For others, though, GERD needs to be treated by a doctor before it causes serious problems. Before considering the more serious consequences of not treating GERD, it’s important to be 100% sure that the pain you’re experiencing is in fact heartburn and not the symptoms of a heart attack.
Ruling out a heart attack
Heartburn pain is caused by digestive acid moving up into your esophagus (the tube that carries swallowed food to your stomach). Typically, heartburn causes a burning sensation in your upper abdomen and chest that is accompanied by a sour taste in your mouth. Pain is usually made worse by lying down or bending over, and can typically be relieved by taking an antacid.
If you have chest pain that’s accompanied by pain in the neck, jaw, arms or legs, shortness of breath, weakness, irregular pulse, or sweating, or if you have extreme stomach pain and are experiencing diarrhea or black or bloody bowel movements, call 911 or seek medical attention immediately.
Why it’s important to treat chronic heartburn
Untreated heartburn can be not only painful, affecting your quality of life, but it can also cause erosion and ulcers in the lining of the esophagus.
The scarring and narrowing of the esophagus that can be caused by heartburn can lead to difficulties with swallowing. Less frequently, chronic heartburn can cause Barrett’s esophagus, a precancerous condition that changes the cells that line the esophagus.
The experts at MSA can help
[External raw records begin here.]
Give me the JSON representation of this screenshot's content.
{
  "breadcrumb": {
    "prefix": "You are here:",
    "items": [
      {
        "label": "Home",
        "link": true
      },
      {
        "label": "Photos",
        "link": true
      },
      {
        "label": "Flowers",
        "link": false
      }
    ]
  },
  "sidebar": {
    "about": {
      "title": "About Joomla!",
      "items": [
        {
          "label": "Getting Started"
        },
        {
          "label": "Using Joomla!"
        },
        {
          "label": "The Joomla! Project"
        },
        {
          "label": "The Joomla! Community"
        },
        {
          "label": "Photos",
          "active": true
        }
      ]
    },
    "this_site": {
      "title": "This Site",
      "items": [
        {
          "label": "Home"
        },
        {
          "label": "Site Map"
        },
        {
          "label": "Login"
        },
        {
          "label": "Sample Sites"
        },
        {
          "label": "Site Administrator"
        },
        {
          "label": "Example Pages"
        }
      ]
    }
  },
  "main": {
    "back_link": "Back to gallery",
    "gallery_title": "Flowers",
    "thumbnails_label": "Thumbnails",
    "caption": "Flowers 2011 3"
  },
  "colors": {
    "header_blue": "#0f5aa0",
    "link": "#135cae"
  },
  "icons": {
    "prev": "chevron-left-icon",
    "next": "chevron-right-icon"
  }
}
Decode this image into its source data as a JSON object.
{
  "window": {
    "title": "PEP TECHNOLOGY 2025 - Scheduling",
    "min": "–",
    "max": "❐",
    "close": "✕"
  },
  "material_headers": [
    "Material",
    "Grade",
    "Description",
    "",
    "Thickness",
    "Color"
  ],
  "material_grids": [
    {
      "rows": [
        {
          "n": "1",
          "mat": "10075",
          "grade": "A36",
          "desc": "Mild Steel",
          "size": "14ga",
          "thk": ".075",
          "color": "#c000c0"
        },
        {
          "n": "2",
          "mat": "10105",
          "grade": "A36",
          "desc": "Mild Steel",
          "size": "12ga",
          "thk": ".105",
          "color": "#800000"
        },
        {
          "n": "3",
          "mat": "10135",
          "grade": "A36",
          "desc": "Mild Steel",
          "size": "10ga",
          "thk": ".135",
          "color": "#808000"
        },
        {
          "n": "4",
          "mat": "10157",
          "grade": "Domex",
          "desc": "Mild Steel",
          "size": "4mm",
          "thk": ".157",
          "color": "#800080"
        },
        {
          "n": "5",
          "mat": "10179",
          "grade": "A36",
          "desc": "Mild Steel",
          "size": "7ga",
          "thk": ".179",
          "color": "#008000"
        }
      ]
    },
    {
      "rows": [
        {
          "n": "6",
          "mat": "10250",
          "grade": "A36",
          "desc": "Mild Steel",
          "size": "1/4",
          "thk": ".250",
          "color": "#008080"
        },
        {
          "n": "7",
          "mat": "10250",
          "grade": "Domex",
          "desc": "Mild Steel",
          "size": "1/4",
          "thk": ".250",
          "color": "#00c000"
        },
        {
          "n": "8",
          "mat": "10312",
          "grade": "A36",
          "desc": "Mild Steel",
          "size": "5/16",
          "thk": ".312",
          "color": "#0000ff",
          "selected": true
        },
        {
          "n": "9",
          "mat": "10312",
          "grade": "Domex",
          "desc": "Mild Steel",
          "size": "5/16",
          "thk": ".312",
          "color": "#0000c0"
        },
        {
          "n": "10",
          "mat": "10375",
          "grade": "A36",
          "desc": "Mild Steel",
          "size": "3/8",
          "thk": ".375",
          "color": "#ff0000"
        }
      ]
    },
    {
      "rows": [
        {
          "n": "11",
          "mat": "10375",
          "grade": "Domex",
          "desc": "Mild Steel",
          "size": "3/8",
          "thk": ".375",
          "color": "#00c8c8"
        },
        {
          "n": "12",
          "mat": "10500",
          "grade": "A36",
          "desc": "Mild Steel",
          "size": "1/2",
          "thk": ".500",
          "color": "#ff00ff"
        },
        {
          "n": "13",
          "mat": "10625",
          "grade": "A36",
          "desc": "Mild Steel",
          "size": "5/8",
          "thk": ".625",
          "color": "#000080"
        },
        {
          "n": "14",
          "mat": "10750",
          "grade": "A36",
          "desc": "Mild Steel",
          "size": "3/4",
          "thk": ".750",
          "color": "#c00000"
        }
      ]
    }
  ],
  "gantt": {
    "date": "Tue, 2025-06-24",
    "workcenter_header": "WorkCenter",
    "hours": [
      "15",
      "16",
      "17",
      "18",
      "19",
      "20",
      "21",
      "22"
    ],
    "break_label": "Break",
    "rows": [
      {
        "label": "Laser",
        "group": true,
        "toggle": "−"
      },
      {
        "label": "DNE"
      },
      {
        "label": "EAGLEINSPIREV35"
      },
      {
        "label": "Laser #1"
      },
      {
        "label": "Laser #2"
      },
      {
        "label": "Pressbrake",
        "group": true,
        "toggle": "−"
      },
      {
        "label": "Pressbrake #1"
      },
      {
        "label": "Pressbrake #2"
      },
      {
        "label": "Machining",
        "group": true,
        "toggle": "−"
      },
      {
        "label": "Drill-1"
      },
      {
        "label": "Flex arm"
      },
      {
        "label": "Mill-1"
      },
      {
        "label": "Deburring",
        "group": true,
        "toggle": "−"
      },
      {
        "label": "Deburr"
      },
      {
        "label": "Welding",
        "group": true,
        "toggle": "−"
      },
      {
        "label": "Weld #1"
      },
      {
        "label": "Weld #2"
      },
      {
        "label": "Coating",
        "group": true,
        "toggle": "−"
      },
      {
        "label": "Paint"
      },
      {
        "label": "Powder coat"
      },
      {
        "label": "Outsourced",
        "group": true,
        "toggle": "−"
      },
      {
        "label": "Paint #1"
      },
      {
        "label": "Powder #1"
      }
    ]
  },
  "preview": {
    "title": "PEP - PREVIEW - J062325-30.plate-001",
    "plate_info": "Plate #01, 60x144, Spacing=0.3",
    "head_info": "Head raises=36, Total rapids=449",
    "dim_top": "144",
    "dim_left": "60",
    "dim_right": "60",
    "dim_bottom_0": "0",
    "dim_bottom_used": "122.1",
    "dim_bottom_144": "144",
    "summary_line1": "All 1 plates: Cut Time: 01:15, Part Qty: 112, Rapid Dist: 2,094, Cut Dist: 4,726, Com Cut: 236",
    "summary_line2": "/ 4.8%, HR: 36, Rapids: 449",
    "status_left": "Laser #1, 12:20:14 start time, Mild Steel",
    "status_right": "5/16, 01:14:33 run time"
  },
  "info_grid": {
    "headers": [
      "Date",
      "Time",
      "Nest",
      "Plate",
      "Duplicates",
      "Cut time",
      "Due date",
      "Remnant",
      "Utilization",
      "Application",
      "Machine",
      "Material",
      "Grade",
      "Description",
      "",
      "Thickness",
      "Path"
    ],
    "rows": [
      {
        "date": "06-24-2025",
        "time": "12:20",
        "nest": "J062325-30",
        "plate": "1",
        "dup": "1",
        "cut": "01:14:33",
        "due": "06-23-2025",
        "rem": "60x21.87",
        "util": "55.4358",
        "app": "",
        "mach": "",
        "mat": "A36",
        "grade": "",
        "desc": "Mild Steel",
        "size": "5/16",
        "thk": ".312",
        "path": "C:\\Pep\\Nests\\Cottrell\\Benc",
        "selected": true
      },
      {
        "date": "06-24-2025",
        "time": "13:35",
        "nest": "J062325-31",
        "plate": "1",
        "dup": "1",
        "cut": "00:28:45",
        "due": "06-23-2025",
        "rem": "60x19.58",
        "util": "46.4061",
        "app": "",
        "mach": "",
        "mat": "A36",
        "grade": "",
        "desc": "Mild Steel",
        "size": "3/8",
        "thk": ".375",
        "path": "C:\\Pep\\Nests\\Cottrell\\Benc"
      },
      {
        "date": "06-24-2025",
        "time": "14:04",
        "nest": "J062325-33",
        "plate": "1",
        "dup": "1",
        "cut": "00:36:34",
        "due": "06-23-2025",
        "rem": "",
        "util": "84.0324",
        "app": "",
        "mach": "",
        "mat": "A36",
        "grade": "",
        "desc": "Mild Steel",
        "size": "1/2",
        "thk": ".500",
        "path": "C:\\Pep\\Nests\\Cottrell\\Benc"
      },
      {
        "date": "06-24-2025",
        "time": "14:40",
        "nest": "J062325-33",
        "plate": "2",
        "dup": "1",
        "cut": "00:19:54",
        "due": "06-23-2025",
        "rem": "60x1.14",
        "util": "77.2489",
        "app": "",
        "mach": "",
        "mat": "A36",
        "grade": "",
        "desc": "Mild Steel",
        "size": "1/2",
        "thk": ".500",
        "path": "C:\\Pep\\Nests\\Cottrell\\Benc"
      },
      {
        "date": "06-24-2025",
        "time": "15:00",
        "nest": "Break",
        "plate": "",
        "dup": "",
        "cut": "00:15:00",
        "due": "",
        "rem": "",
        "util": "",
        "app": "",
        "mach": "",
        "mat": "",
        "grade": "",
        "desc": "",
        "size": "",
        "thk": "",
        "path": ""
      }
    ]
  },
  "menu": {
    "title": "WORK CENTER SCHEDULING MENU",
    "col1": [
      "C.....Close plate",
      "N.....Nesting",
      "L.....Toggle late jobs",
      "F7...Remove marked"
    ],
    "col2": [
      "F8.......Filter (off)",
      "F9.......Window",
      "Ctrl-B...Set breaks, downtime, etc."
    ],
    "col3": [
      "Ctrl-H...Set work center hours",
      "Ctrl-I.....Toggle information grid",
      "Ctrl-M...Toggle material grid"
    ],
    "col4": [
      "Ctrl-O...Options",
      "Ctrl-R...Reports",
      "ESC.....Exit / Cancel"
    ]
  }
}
If you have heartburn and use over-the-counter medicines for more than two weeks, or have been taking prescription medication and continue to experience symptoms, make an appointment with the experienced medical staff at Muskegon Surgical Associates. We’ll help determine the best course of treatment to keep your symptoms in check and keep more serious effects of acid reflux to a minimum.